# Circles and PiDegrees and Radians

So far in geometry, we've always measured angles in **full circle** rotation is **half circle** is **quarter circle** is

The number 360 is very convenient because it is divisible by so many other numbers: 2, 3, 4, 5, 6, 8, 9, 10, 12, 15, and so on. This means that many fractions of one circle are also whole numbers. But have you ever wondered where the number 360 comes from?

As it happens, 360 degrees are one of the oldest concepts in mathematics we still use today. They were developed in ancient Babylon, more than 5000 years ago!

At that time, one of the most important applications of mathematics was in astronomy. The *sun* determines the four seasons, which farmers have to know about when growing crops. Similarly, the *moon* determines the tides, which was important for fishers. People also studied the stars to predict the future, or to communicate with gods.

Astronomers noticed that the constellations visible at a specific time during the night shifted a tiny bit every day – until, after approximately 360 days, they had rotated back to their starting point. And this might have been the reason why they divided the circle into 360 degrees.

Of course, there are actually 365 days in one year (well, 365.242199 to be exact), but Babylonian mathematicians worked with simple sundials, and this approximation was perfectly adequate.

It also worked well with their existing base-60 number system (since

For many of us, measuring angles in degrees is second nature: there is 360° video, skateboarders can pull 540s, and someone changing their decision might make a 180° turn.

But from a mathematical point of view, the choice of 360 is completely arbitrary. If we were living on Mars, a circle might have 670°, and a year on Jupiter even has 10,475 days.

## Radians

Rather than dividing a circle into some number of segments (like 360 degrees), mathematicians often prefer to measure angles using the **unit circle**

A full circle has circumference

For a half circle rotation, the corresponding distance along the circumference is

For a quarter circle rotation, the distance along the circumference is

And so on: this way of measuring angles is called **radians**

Every angle in degrees has an equivalent size in radians. Converting between the two is very easy – just like you can convert between other units like meters and kilometers, or Celsius and Fahrenheit:

** 360°** = ** 2 π rad**

** 1°** = ** rad**

** 1 rad** = ** °**

You can write the radians value either as a multiple of *π*, or as just a single decimal number. Can you fill in this table of equivalent angle sizes in degrees and radians?

degrees | 0 | 60 | 180 | ||

radians | 0 | 2 |

## Distance Travelled

You can think of radians as the “distance traveled” along the circumference of a unit circle. This is particularly useful when working with objects that are moving on a circular path.
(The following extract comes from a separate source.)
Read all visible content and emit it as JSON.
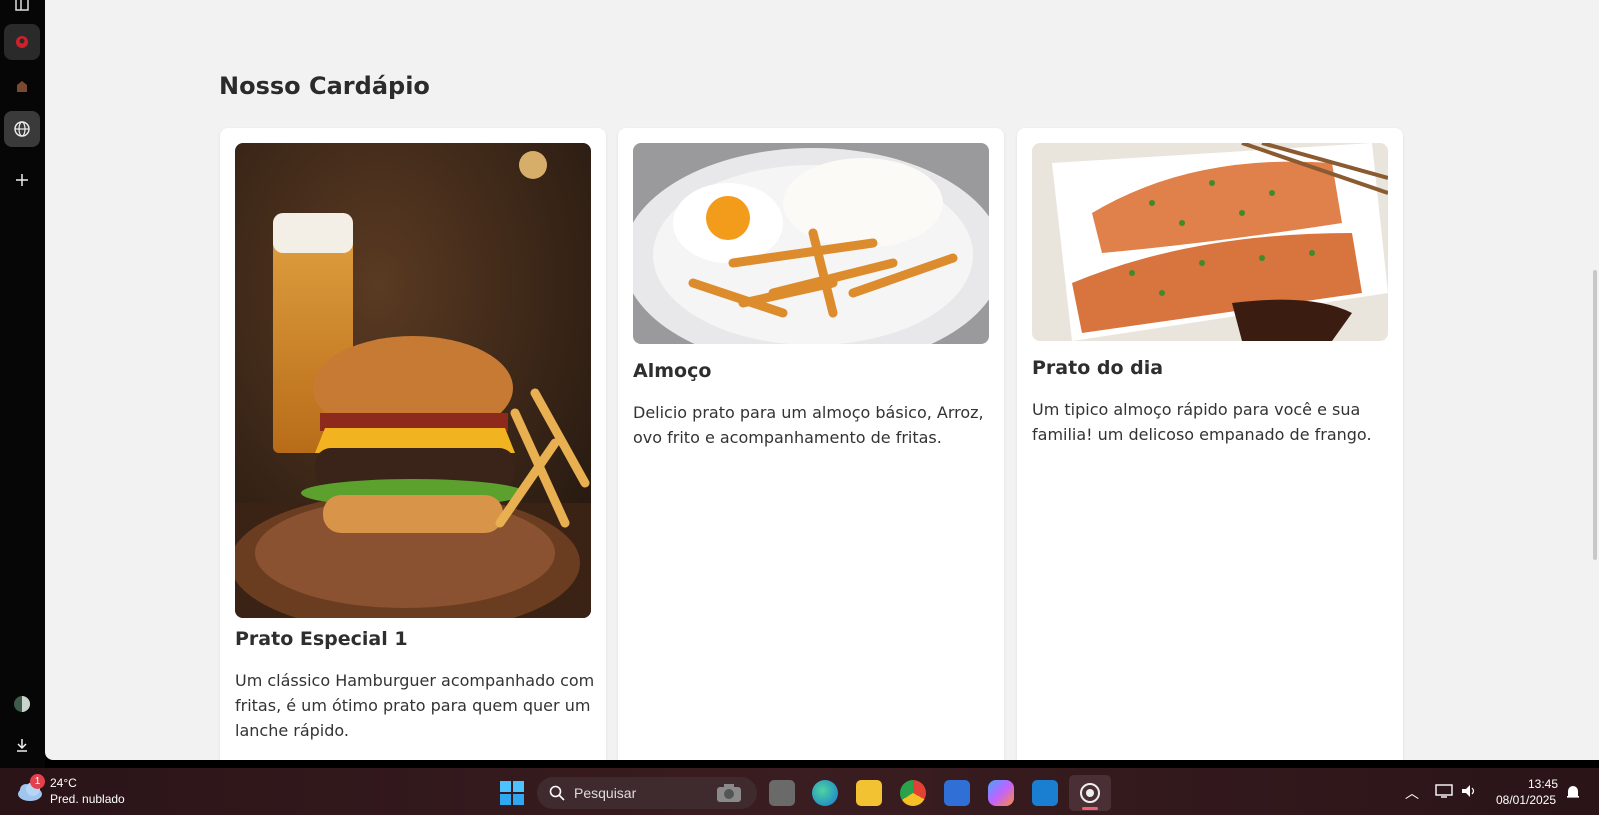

For example, the **speed of rotation** is

In a *actual* speed, because the length of the circumference is the same as one full rotation in radians (both are

The radius of the ISS orbit is 6800 km, which means that the *actual* speed of the ISS has to be

Can you see that, in this example, radians are a much more convenient unit than degrees? Once we now the speed of rotation, we simply have to multiply by the radius to get the actual speed.

Here is another example: your car has wheels with radius 0.25 m. If you’re driving at a speed of 20 m/s, the wheels of your car rotate at

## Trigonometry

For most simple geometry problems, degrees and radians are completely interchangeable – you can either pick which one you prefer, or a question might tell you which unit to give your answer in. However, once you study more advanced

Most calculators have a **sin****cos****tan** take angles as input, and their inverse functions **arcsin**, **arccos** and **arctan** return angles as output. The current calculator setting determines which units are used for these angles.

Try using this calculator to calculate that

sin(30°) =

sin(30 rad) =

Using radians has one particularly interesting advantage when using the **Sine function**

sin(

This is called the **small angle approximation**, and it can greatly simplify certain equations containing trigonometric functions. You’ll learn much more about this in the future.